- _MATERIAL FOR THIS TASK_
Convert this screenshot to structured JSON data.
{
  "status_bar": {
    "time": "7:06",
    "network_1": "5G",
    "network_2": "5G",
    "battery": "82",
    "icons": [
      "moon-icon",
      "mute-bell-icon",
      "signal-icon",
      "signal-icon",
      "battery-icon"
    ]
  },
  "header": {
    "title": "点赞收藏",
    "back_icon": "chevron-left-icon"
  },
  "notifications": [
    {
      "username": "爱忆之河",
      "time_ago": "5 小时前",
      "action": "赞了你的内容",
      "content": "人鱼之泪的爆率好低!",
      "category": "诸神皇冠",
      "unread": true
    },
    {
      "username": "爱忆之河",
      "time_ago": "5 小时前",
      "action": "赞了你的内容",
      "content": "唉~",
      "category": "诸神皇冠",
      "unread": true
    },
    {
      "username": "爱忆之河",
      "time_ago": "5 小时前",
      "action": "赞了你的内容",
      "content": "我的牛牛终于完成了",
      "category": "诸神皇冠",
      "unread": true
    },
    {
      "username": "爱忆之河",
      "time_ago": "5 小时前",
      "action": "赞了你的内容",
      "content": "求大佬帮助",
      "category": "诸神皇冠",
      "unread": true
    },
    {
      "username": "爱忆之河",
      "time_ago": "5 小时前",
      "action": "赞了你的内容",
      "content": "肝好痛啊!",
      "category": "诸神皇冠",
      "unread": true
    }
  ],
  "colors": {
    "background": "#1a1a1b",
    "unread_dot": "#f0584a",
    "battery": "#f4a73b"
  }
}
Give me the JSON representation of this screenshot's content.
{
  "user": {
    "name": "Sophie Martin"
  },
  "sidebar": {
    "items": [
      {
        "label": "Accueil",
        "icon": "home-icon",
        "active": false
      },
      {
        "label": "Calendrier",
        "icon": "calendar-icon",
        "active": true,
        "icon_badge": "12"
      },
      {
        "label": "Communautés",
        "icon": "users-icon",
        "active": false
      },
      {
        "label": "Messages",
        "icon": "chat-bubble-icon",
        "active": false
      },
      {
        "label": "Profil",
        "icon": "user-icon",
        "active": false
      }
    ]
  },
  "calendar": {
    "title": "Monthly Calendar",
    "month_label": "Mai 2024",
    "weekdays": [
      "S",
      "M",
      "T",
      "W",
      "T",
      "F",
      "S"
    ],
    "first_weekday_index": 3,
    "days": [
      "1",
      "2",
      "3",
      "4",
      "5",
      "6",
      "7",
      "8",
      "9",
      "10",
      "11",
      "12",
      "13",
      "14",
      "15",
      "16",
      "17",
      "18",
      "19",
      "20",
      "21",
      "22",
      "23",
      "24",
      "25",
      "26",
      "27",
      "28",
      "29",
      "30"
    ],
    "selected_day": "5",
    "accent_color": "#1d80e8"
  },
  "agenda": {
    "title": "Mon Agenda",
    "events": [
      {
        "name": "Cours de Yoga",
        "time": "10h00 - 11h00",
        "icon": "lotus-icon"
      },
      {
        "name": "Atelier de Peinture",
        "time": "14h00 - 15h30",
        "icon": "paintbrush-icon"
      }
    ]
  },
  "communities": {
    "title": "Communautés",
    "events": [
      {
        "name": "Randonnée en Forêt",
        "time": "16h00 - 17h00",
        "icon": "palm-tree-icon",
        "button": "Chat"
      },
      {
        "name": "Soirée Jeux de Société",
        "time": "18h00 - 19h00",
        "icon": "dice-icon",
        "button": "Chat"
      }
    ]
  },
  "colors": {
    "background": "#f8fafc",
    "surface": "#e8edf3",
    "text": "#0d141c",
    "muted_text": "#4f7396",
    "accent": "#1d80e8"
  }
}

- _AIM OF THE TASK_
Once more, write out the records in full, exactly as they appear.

- _WORKED SOLUTION_
Convert this screenshot to structured JSON data.
{
  "status_bar": {
    "time": "7:06",
    "network_1": "5G",
    "network_2": "5G",
    "battery": "82",
    "icons": [
      "moon-icon",
      "mute-bell-icon",
      "signal-icon",
      "signal-icon",
      "battery-icon"
    ]
  },
  "header": {
    "title": "点赞收藏",
    "back_icon": "chevron-left-icon"
  },
  "notifications": [
    {
      "username": "爱忆之河",
      "time_ago": "5 小时前",
      "action": "赞了你的内容",
      "content": "人鱼之泪的爆率好低!",
      "category": "诸神皇冠",
      "unread": true
    },
    {
      "username": "爱忆之河",
      "time_ago": "5 小时前",
      "action": "赞了你的内容",
      "content": "唉~",
      "category": "诸神皇冠",
      "unread": true
    },
    {
      "username": "爱忆之河",
      "time_ago": "5 小时前",
      "action": "赞了你的内容",
      "content": "我的牛牛终于完成了",
      "category": "诸神皇冠",
      "unread": true
    },
    {
      "username": "爱忆之河",
      "time_ago": "5 小时前",
      "action": "赞了你的内容",
      "content": "求大佬帮助",
      "category": "诸神皇冠",
      "unread": true
    },
    {
      "username": "爱忆之河",
      "time_ago": "5 小时前",
      "action": "赞了你的内容",
      "content": "肝好痛啊!",
      "category": "诸神皇冠",
      "unread": true
    }
  ],
  "colors": {
    "background": "#1a1a1b",
    "unread_dot": "#f0584a",
    "battery": "#f4a73b"
  }
}
Give me the JSON representation of this screenshot's content.
{
  "user": {
    "name": "Sophie Martin"
  },
  "sidebar": {
    "items": [
      {
        "label": "Accueil",
        "icon": "home-icon",
        "active": false
      },
      {
        "label": "Calendrier",
        "icon": "calendar-icon",
        "active": true,
        "icon_badge": "12"
      },
      {
        "label": "Communautés",
        "icon": "users-icon",
        "active": false
      },
      {
        "label": "Messages",
        "icon": "chat-bubble-icon",
        "active": false
      },
      {
        "label": "Profil",
        "icon": "user-icon",
        "active": false
      }
    ]
  },
  "calendar": {
    "title": "Monthly Calendar",
    "month_label": "Mai 2024",
    "weekdays": [
      "S",
      "M",
      "T",
      "W",
      "T",
      "F",
      "S"
    ],
    "first_weekday_index": 3,
    "days": [
      "1",
      "2",
      "3",
      "4",
      "5",
      "6",
      "7",
      "8",
      "9",
      "10",
      "11",
      "12",
      "13",
      "14",
      "15",
      "16",
      "17",
      "18",
      "19",
      "20",
      "21",
      "22",
      "23",
      "24",
      "25",
      "26",
      "27",
      "28",
      "29",
      "30"
    ],
    "selected_day": "5",
    "accent_color": "#1d80e8"
  },
  "agenda": {
    "title": "Mon Agenda",
    "events": [
      {
        "name": "Cours de Yoga",
        "time": "10h00 - 11h00",
        "icon": "lotus-icon"
      },
      {
        "name": "Atelier de Peinture",
        "time": "14h00 - 15h30",
        "icon": "paintbrush-icon"
      }
    ]
  },
  "communities": {
    "title": "Communautés",
    "events": [
      {
        "name": "Randonnée en Forêt",
        "time": "16h00 - 17h00",
        "icon": "palm-tree-icon",
        "button": "Chat"
      },
      {
        "name": "Soirée Jeux de Société",
        "time": "18h00 - 19h00",
        "icon": "dice-icon",
        "button": "Chat"
      }
    ]
  },
  "colors": {
    "background": "#f8fafc",
    "surface": "#e8edf3",
    "text": "#0d141c",
    "muted_text": "#4f7396",
    "accent": "#1d80e8"
  }
}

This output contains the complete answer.